Provided material:
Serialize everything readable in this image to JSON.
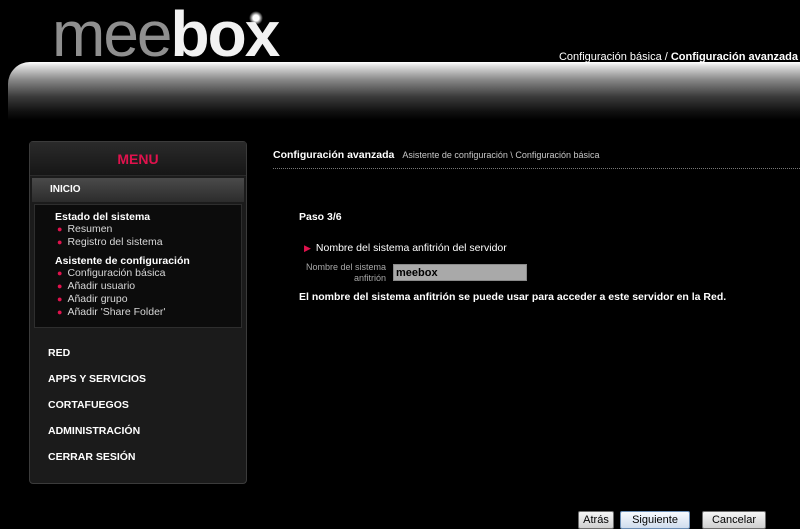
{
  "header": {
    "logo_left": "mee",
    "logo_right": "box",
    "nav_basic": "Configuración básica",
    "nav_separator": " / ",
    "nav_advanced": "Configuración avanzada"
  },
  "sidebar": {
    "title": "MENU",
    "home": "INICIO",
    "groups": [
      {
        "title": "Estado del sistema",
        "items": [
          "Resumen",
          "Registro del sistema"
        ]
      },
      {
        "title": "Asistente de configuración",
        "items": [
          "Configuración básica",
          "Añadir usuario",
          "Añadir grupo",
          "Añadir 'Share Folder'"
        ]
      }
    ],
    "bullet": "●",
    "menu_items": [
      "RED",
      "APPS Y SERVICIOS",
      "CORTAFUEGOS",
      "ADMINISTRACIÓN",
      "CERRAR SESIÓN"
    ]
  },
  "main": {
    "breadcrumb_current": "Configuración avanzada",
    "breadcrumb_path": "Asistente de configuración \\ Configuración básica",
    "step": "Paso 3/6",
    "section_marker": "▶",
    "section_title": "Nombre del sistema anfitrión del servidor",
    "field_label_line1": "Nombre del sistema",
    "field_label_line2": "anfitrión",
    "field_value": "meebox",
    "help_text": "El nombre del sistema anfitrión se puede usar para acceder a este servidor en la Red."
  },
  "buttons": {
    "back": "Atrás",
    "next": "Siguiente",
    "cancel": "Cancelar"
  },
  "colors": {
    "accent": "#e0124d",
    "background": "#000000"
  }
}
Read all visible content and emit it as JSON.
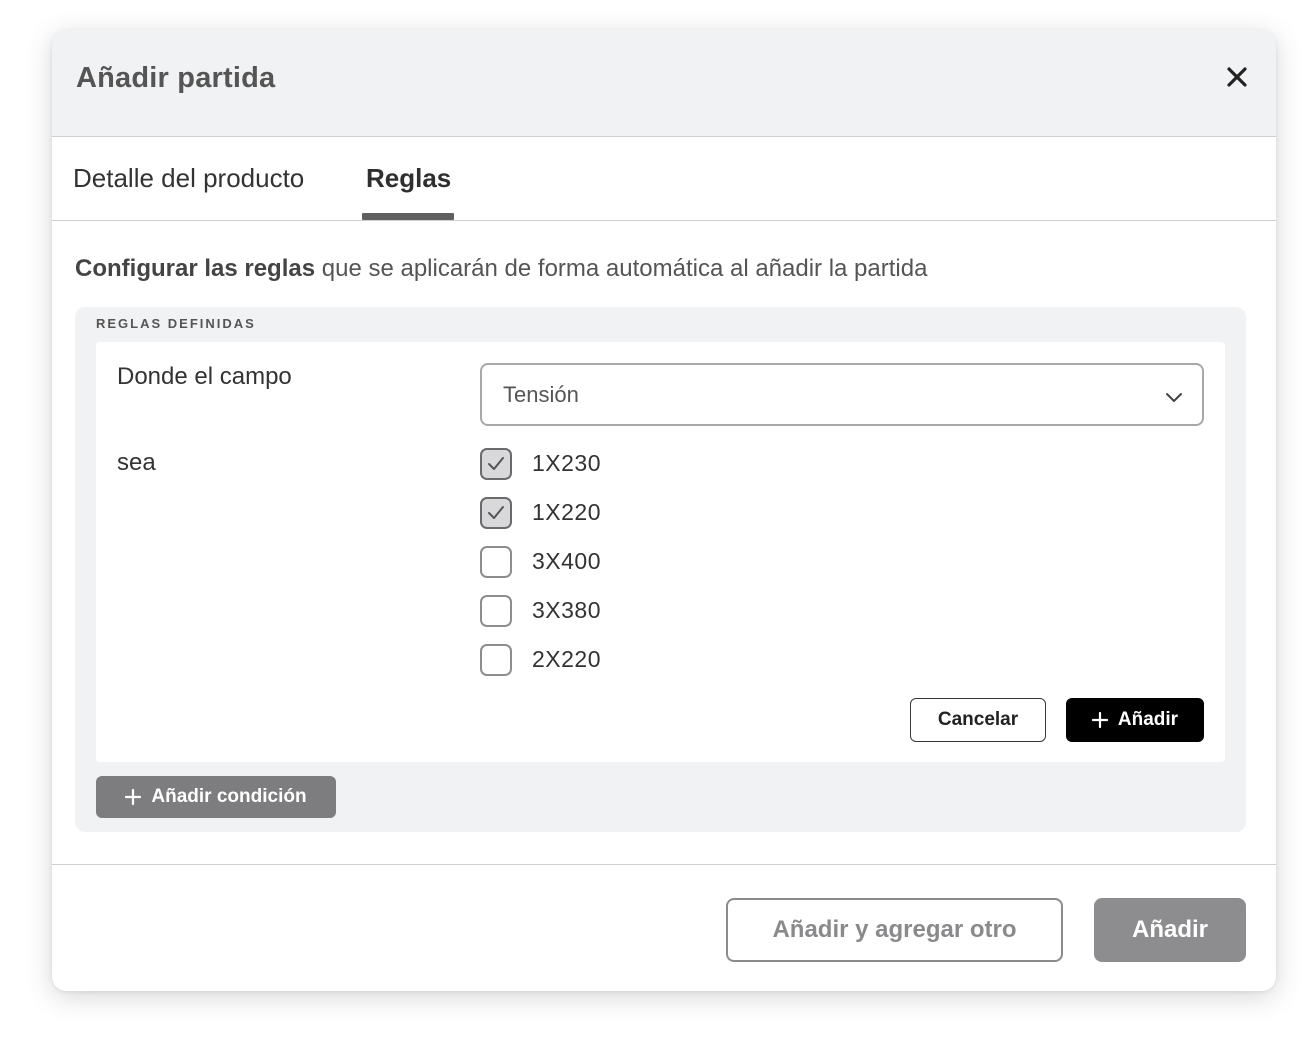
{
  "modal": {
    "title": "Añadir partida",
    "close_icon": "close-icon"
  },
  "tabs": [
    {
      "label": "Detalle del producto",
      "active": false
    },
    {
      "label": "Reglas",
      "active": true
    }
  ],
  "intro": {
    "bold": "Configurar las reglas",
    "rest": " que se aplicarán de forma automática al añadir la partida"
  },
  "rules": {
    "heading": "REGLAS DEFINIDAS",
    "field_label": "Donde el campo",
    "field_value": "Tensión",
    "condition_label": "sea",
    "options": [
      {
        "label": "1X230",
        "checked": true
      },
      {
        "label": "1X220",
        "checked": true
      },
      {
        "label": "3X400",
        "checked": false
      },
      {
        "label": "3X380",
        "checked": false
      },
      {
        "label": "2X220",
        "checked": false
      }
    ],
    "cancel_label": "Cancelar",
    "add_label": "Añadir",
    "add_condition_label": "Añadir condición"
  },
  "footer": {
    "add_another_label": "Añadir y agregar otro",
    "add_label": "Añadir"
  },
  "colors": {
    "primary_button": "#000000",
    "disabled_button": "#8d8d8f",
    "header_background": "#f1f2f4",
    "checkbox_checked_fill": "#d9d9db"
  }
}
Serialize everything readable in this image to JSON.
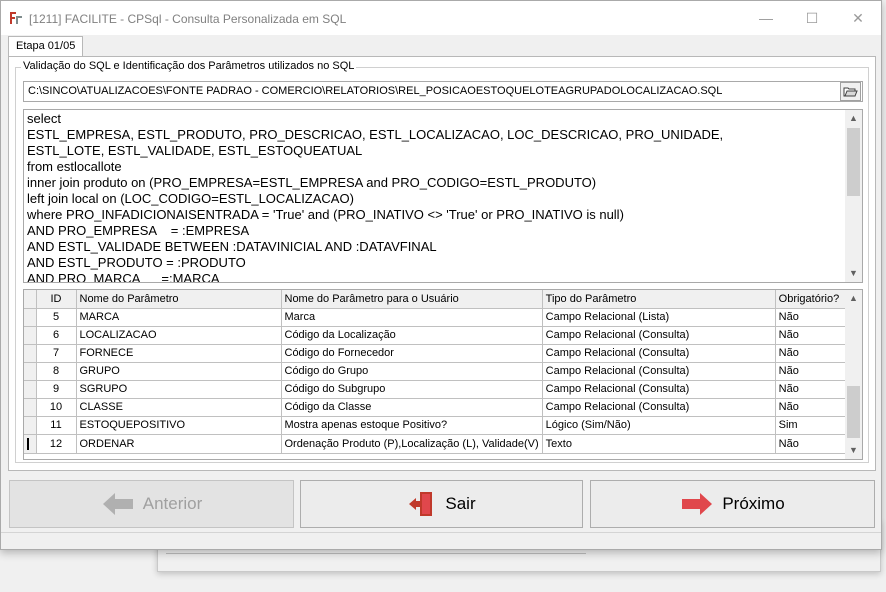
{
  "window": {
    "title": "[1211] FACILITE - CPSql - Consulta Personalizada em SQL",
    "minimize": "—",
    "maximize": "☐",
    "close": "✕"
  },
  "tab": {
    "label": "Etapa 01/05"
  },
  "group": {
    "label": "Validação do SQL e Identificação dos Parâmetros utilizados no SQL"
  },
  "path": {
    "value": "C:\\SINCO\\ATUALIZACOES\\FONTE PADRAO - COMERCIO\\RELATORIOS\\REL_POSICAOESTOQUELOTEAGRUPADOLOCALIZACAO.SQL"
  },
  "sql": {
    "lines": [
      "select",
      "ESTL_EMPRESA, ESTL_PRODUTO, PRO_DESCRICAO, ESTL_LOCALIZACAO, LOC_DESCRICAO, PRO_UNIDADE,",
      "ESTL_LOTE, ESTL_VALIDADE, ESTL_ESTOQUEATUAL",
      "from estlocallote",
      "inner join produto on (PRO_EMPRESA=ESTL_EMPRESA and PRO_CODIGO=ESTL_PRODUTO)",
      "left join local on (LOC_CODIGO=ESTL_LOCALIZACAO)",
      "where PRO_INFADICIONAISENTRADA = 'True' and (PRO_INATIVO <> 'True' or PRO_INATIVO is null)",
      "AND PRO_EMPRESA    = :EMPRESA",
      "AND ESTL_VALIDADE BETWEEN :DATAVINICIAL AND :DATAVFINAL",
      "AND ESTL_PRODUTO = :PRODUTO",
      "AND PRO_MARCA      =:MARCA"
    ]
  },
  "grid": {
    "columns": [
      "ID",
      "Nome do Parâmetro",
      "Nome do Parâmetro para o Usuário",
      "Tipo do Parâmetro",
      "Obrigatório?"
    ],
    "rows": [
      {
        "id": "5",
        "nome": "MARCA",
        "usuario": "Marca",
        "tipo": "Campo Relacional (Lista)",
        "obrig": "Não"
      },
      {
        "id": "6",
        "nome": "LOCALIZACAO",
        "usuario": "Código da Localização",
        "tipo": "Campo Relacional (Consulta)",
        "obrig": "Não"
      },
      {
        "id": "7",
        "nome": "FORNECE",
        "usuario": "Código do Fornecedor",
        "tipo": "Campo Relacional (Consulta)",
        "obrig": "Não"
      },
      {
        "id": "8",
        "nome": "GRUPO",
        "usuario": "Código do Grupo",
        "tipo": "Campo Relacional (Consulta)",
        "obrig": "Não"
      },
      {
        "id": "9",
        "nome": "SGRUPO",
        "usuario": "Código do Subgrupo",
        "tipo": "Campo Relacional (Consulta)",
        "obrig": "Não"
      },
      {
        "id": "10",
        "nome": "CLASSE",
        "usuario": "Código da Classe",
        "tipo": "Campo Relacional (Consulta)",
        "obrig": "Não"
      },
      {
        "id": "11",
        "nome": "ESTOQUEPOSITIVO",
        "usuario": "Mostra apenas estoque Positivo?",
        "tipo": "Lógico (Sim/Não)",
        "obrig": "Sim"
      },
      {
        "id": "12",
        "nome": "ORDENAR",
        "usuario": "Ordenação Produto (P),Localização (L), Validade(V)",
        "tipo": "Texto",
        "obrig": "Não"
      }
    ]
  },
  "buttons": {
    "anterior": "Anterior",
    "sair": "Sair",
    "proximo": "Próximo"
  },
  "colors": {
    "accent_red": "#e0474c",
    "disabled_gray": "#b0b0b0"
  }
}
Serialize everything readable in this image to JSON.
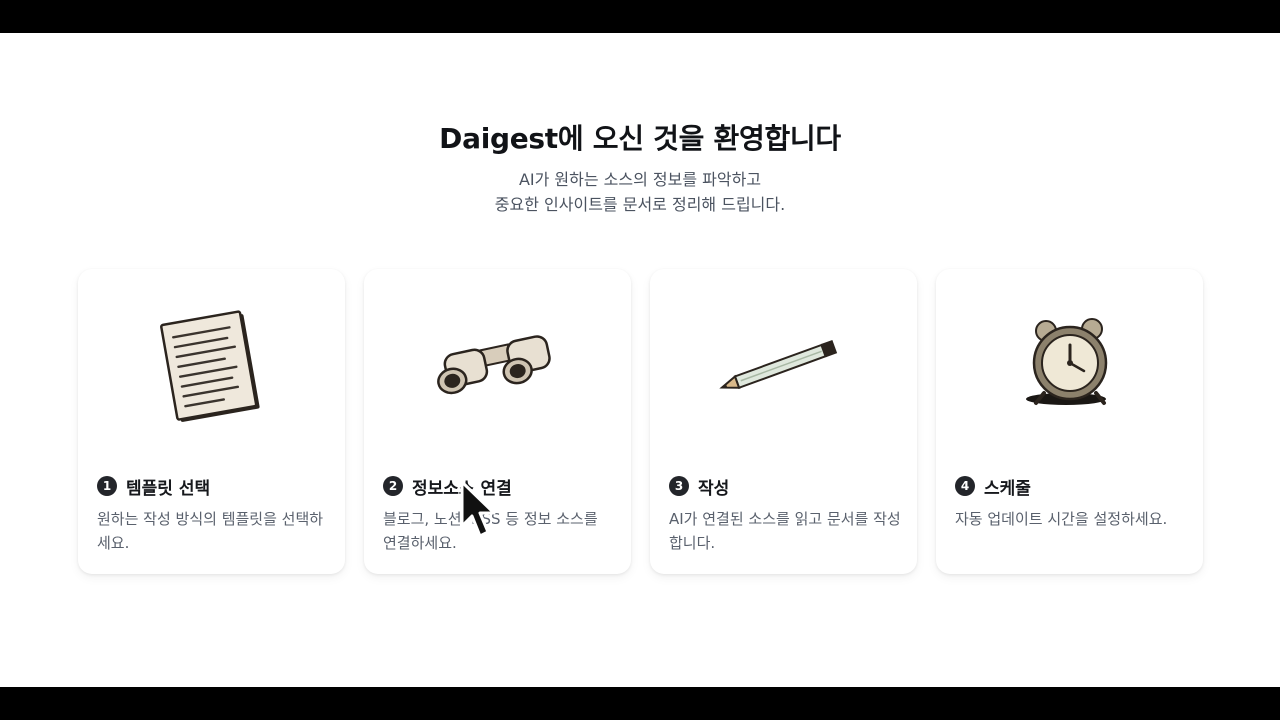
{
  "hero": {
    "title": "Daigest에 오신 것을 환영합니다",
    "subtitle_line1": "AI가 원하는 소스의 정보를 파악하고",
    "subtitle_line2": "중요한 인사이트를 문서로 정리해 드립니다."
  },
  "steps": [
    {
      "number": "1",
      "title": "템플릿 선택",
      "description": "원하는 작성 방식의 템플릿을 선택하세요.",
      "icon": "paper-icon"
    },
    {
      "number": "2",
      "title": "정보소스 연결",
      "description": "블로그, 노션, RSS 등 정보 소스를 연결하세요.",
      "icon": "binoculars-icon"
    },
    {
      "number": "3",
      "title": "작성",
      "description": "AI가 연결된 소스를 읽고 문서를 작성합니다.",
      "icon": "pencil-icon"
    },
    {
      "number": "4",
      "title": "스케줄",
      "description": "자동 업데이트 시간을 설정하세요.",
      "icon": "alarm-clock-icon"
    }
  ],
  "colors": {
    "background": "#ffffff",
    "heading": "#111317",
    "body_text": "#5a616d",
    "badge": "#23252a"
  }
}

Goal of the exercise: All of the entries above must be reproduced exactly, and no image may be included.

Finished task:
Serialize everything readable in this image to JSON.
{
  "header": {
    "logo_left": "mee",
    "logo_right": "box",
    "nav_basic": "Configuración básica",
    "nav_separator": " / ",
    "nav_advanced": "Configuración avanzada"
  },
  "sidebar": {
    "title": "MENU",
    "home": "INICIO",
    "groups": [
      {
        "title": "Estado del sistema",
        "items": [
          "Resumen",
          "Registro del sistema"
        ]
      },
      {
        "title": "Asistente de configuración",
        "items": [
          "Configuración básica",
          "Añadir usuario",
          "Añadir grupo",
          "Añadir 'Share Folder'"
        ]
      }
    ],
    "bullet": "●",
    "menu_items": [
      "RED",
      "APPS Y SERVICIOS",
      "CORTAFUEGOS",
      "ADMINISTRACIÓN",
      "CERRAR SESIÓN"
    ]
  },
  "main": {
    "breadcrumb_current": "Configuración avanzada",
    "breadcrumb_path": "Asistente de configuración \\ Configuración básica",
    "step": "Paso 3/6",
    "section_marker": "▶",
    "section_title": "Nombre del sistema anfitrión del servidor",
    "field_label_line1": "Nombre del sistema",
    "field_label_line2": "anfitrión",
    "field_value": "meebox",
    "help_text": "El nombre del sistema anfitrión se puede usar para acceder a este servidor en la Red."
  },
  "buttons": {
    "back": "Atrás",
    "next": "Siguiente",
    "cancel": "Cancelar"
  },
  "colors": {
    "accent": "#e0124d",
    "background": "#000000"
  }
}
Read all visible content and emit it as JSON.
{
  "modal": {
    "title": "Añadir partida",
    "close_icon": "close-icon"
  },
  "tabs": [
    {
      "label": "Detalle del producto",
      "active": false
    },
    {
      "label": "Reglas",
      "active": true
    }
  ],
  "intro": {
    "bold": "Configurar las reglas",
    "rest": " que se aplicarán de forma automática al añadir la partida"
  },
  "rules": {
    "heading": "REGLAS DEFINIDAS",
    "field_label": "Donde el campo",
    "field_value": "Tensión",
    "condition_label": "sea",
    "options": [
      {
        "label": "1X230",
        "checked": true
      },
      {
        "label": "1X220",
        "checked": true
      },
      {
        "label": "3X400",
        "checked": false
      },
      {
        "label": "3X380",
        "checked": false
      },
      {
        "label": "2X220",
        "checked": false
      }
    ],
    "cancel_label": "Cancelar",
    "add_label": "Añadir",
    "add_condition_label": "Añadir condición"
  },
  "footer": {
    "add_another_label": "Añadir y agregar otro",
    "add_label": "Añadir"
  },
  "colors": {
    "primary_button": "#000000",
    "disabled_button": "#8d8d8f",
    "header_background": "#f1f2f4",
    "checkbox_checked_fill": "#d9d9db"
  }
}
Serialize everything readable in this image to JSON.
{
  "window": {
    "title": "[1211] FACILITE - CPSql - Consulta Personalizada em SQL",
    "minimize": "—",
    "maximize": "☐",
    "close": "✕"
  },
  "tab": {
    "label": "Etapa 01/05"
  },
  "group": {
    "label": "Validação do SQL e Identificação dos Parâmetros utilizados no SQL"
  },
  "path": {
    "value": "C:\\SINCO\\ATUALIZACOES\\FONTE PADRAO - COMERCIO\\RELATORIOS\\REL_POSICAOESTOQUELOTEAGRUPADOLOCALIZACAO.SQL"
  },
  "sql": {
    "lines": [
      "select",
      "ESTL_EMPRESA, ESTL_PRODUTO, PRO_DESCRICAO, ESTL_LOCALIZACAO, LOC_DESCRICAO, PRO_UNIDADE,",
      "ESTL_LOTE, ESTL_VALIDADE, ESTL_ESTOQUEATUAL",
      "from estlocallote",
      "inner join produto on (PRO_EMPRESA=ESTL_EMPRESA and PRO_CODIGO=ESTL_PRODUTO)",
      "left join local on (LOC_CODIGO=ESTL_LOCALIZACAO)",
      "where PRO_INFADICIONAISENTRADA = 'True' and (PRO_INATIVO <> 'True' or PRO_INATIVO is null)",
      "AND PRO_EMPRESA    = :EMPRESA",
      "AND ESTL_VALIDADE BETWEEN :DATAVINICIAL AND :DATAVFINAL",
      "AND ESTL_PRODUTO = :PRODUTO",
      "AND PRO_MARCA      =:MARCA"
    ]
  },
  "grid": {
    "columns": [
      "ID",
      "Nome do Parâmetro",
      "Nome do Parâmetro para o Usuário",
      "Tipo do Parâmetro",
      "Obrigatório?"
    ],
    "rows": [
      {
        "id": "5",
        "nome": "MARCA",
        "usuario": "Marca",
        "tipo": "Campo Relacional (Lista)",
        "obrig": "Não"
      },
      {
        "id": "6",
        "nome": "LOCALIZACAO",
        "usuario": "Código da Localização",
        "tipo": "Campo Relacional (Consulta)",
        "obrig": "Não"
      },
      {
        "id": "7",
        "nome": "FORNECE",
        "usuario": "Código do Fornecedor",
        "tipo": "Campo Relacional (Consulta)",
        "obrig": "Não"
      },
      {
        "id": "8",
        "nome": "GRUPO",
        "usuario": "Código do Grupo",
        "tipo": "Campo Relacional (Consulta)",
        "obrig": "Não"
      },
      {
        "id": "9",
        "nome": "SGRUPO",
        "usuario": "Código do Subgrupo",
        "tipo": "Campo Relacional (Consulta)",
        "obrig": "Não"
      },
      {
        "id": "10",
        "nome": "CLASSE",
        "usuario": "Código da Classe",
        "tipo": "Campo Relacional (Consulta)",
        "obrig": "Não"
      },
      {
        "id": "11",
        "nome": "ESTOQUEPOSITIVO",
        "usuario": "Mostra apenas estoque Positivo?",
        "tipo": "Lógico (Sim/Não)",
        "obrig": "Sim"
      },
      {
        "id": "12",
        "nome": "ORDENAR",
        "usuario": "Ordenação Produto (P),Localização (L), Validade(V)",
        "tipo": "Texto",
        "obrig": "Não"
      }
    ]
  },
  "buttons": {
    "anterior": "Anterior",
    "sair": "Sair",
    "proximo": "Próximo"
  },
  "colors": {
    "accent_red": "#e0474c",
    "disabled_gray": "#b0b0b0"
  }
}
Serialize everything readable in this image to JSON.
{
  "hero": {
    "title": "Daigest에 오신 것을 환영합니다",
    "subtitle_line1": "AI가 원하는 소스의 정보를 파악하고",
    "subtitle_line2": "중요한 인사이트를 문서로 정리해 드립니다."
  },
  "steps": [
    {
      "number": "1",
      "title": "템플릿 선택",
      "description": "원하는 작성 방식의 템플릿을 선택하세요.",
      "icon": "paper-icon"
    },
    {
      "number": "2",
      "title": "정보소스 연결",
      "description": "블로그, 노션, RSS 등 정보 소스를 연결하세요.",
      "icon": "binoculars-icon"
    },
    {
      "number": "3",
      "title": "작성",
      "description": "AI가 연결된 소스를 읽고 문서를 작성합니다.",
      "icon": "pencil-icon"
    },
    {
      "number": "4",
      "title": "스케줄",
      "description": "자동 업데이트 시간을 설정하세요.",
      "icon": "alarm-clock-icon"
    }
  ],
  "colors": {
    "background": "#ffffff",
    "heading": "#111317",
    "body_text": "#5a616d",
    "badge": "#23252a"
  }
}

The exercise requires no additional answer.